The following summary of Farm Doc Daily’s May 21 article offers interesting insight into the world corn market as well as supply and demand fluctuations that will impact price.
An increase in export demand for corn is certainly one of the most realistic means to increase demand and have a positive impact on farm prices, which are now well below the cost of production.
For a background on the following summary points, read the full article here.
U.S. consumption of corn other than via ethanol has grown by little since the late 1990s. A key strategic question emerges for the U.S. corn sector: Is it time to diversify its strategy for future growth in demand?
If growth in U.S. consumption of corn more closely resembles the growth of non-ethanol consumption from 1996-2000 through 2010-2014, then U.S. acres of corn may need to decline since the increase in consumption can be met by the annual increase in U.S. corn yields. Such a situation could put sustained downward pressure on U.S. corn prices and bears watching.
Response of U.S. consumption to lower prices will depend on what acres of corn does in the rest of the world since this directly impacts U.S. exports of corn. China appears to be committed at present to increasing acres planted to corn to try to minimize the loss of domestic food security in its feed grain market. The large role played by yield in the recent increase in production in Argentina and, especially, Brazil suggests these South American countries have improved their competitive advantage relative to the U.S., making them even more of an export competitor, everything else assumed the same.
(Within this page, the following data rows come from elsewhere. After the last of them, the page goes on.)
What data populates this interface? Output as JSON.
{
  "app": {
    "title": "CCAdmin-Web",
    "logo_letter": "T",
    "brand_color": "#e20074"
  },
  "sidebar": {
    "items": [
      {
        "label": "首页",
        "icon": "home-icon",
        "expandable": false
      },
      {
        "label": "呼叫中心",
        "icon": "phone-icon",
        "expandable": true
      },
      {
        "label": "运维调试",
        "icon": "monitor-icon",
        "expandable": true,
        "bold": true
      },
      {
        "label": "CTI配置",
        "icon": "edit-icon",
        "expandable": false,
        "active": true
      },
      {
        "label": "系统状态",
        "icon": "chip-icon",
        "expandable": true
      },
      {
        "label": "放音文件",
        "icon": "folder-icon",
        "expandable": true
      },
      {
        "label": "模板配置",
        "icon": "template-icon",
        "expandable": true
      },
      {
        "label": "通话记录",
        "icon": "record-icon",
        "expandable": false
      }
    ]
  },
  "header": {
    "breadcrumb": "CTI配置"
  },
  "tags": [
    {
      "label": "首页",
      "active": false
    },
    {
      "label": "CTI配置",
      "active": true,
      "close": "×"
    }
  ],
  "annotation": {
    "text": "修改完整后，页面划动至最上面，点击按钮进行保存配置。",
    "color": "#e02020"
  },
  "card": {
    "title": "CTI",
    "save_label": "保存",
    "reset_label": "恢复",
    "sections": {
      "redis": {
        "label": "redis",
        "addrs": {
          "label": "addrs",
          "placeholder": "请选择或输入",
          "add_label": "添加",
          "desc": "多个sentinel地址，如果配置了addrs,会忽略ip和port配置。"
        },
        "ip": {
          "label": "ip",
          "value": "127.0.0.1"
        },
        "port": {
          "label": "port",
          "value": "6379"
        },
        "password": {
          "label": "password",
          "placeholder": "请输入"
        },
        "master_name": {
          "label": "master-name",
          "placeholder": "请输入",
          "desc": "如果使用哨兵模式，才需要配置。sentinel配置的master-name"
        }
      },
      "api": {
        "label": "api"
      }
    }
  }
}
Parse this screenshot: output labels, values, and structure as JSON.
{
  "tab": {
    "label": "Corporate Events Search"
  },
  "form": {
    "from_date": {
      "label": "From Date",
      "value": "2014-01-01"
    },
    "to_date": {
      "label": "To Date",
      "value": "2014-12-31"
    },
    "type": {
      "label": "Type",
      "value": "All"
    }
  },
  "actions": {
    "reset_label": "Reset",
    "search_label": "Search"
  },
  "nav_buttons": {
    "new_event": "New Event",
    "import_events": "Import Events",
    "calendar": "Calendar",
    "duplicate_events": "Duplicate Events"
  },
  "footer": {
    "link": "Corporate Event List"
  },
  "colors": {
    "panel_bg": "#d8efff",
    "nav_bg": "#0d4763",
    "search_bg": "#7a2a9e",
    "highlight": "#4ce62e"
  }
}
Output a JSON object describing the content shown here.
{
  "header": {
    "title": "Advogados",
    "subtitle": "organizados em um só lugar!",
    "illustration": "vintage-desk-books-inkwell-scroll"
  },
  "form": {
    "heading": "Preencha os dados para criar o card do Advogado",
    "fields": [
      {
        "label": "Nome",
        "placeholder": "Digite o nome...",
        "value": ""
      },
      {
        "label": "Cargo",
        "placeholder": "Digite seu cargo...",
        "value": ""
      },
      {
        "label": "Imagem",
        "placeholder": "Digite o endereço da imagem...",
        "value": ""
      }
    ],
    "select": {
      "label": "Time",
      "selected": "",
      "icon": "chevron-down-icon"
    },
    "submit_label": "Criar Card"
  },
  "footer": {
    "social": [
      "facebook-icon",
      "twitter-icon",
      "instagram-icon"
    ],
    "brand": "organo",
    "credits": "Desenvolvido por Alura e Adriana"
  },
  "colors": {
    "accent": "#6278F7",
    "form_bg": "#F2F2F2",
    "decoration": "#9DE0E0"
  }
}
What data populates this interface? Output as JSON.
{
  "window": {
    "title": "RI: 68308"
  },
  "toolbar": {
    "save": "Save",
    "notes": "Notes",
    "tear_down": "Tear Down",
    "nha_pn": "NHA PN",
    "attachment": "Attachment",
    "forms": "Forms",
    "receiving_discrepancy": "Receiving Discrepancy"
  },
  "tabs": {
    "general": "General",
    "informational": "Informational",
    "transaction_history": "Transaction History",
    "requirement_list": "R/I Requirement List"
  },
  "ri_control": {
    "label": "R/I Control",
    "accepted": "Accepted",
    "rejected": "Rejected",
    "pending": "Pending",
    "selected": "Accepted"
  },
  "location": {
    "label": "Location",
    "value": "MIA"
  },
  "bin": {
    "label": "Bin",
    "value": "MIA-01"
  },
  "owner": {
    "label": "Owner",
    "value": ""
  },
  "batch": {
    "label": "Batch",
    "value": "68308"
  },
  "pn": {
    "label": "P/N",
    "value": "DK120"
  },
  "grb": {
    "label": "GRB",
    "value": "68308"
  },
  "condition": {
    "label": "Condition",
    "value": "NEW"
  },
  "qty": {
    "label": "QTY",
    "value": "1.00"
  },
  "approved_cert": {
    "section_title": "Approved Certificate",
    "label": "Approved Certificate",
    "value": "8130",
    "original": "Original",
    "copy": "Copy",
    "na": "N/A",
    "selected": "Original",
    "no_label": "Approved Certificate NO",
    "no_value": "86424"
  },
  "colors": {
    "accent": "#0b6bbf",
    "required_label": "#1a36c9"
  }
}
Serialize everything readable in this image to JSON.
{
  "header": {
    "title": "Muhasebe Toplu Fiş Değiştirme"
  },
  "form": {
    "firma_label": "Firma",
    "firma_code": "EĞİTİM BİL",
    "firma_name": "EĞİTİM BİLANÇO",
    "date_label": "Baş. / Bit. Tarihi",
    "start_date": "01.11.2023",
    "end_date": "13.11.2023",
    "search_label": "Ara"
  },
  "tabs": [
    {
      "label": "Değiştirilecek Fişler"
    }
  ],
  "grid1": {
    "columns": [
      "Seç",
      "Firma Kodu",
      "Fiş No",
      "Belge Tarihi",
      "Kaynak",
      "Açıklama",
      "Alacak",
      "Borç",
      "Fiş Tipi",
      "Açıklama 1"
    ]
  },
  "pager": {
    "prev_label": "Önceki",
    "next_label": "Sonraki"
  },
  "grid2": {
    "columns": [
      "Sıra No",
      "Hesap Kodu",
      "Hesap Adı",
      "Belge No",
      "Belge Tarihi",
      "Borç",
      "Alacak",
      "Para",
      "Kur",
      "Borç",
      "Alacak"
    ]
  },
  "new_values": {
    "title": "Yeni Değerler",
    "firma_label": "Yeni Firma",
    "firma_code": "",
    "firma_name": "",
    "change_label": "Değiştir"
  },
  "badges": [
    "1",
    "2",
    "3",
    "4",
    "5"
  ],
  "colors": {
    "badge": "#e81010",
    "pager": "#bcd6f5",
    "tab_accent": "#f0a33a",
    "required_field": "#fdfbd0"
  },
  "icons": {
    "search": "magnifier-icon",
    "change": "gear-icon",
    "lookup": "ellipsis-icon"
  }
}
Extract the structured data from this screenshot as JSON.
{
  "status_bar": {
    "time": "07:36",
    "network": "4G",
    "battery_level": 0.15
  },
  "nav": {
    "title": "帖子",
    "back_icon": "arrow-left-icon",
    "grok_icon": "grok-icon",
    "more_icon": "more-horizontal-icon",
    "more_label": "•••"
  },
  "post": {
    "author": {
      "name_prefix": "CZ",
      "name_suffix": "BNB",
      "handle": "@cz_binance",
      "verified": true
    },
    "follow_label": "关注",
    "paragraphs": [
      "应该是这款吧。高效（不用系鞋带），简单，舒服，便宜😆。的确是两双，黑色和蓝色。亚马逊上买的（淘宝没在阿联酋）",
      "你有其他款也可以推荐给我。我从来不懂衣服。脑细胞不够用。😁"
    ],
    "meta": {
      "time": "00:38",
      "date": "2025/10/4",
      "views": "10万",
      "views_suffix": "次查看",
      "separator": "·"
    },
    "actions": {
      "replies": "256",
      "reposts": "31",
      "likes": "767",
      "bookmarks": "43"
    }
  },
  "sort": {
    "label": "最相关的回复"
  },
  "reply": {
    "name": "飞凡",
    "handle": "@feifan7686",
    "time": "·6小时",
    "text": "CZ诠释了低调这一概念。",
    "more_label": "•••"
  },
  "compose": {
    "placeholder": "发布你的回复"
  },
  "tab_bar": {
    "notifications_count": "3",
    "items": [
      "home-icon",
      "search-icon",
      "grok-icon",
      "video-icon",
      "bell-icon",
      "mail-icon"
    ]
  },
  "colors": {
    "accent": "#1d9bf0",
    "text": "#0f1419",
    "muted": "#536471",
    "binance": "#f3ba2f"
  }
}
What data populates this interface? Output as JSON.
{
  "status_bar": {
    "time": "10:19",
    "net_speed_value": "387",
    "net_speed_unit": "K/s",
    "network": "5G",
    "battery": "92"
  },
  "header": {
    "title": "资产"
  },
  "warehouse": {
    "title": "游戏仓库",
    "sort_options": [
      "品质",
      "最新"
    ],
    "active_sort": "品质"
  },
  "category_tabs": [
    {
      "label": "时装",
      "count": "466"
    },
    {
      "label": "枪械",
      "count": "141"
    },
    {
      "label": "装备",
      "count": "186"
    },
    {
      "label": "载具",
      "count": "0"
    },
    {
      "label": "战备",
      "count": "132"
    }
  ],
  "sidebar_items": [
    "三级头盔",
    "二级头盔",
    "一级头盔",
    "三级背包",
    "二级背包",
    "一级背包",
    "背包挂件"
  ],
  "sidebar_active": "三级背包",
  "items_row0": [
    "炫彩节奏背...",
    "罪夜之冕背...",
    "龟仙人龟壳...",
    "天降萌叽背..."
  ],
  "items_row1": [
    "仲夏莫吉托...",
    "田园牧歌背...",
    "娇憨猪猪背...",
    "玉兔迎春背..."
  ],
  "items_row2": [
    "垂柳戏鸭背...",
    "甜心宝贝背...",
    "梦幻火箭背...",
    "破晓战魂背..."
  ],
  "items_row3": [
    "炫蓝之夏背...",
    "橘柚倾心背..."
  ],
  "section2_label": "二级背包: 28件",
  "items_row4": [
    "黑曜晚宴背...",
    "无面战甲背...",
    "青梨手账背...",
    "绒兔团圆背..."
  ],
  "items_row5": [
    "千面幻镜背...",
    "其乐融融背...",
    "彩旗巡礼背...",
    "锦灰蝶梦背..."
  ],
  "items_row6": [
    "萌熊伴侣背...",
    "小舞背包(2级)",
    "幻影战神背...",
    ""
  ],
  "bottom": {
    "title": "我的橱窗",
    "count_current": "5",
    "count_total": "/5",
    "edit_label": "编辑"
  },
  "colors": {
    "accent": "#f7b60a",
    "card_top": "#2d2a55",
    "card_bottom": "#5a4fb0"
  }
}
If this assessment is correct, it would mean that the recent period of farm prosperity produced a result similar to that of the 1970 period of prosperity, except that the crop involved is corn now vs. soybeans in the 1970s. The previous discussion in this bullet suggests a critical question confronting the U.S. corn market specifically and the price of corn more broadly is how does corn acreage in Russia and the Ukraine change relative to the U.S.?
It is useful to put the strategic perspective of this article into the context of USDA's early forecast for the U.S.'s 2015-2016 crop year relative to the 2014-2015 crop year contained in the recent May 2015 World Agricultural Supply and Demand Estimates Report. USDA forecasts a 138 million bushel increase in total U.S. corn disappearance. Such an estimate is approximately half way between the two increases in U.S. consumption discussed above. The increase comes from an increase in exports and domestic feed and residual use. USDA forecasts a 1.4 million acre decline in harvested acres and projects a 4.2 bushel decline in harvested yield. The cumulative net impact is a 100 million decline in ending stocks. The projections with regard to consumption are clearly not unreasonable, especially given the decline that has occurred in corn prices over the last couple of years. While clearly weather and acreage decisions will have a big impact as the crop year progresses, the strategic environment discussed above will also exert its influence. As with any analysis, the strategic assessment above is uncertain. Monitoring its evolution over the next two or so years, especially in regard to U.S. consumption and corn acreage around the world, will be critical to understanding the future of corn prices and the role that U.S. corn will play in the world corn market in the coming years.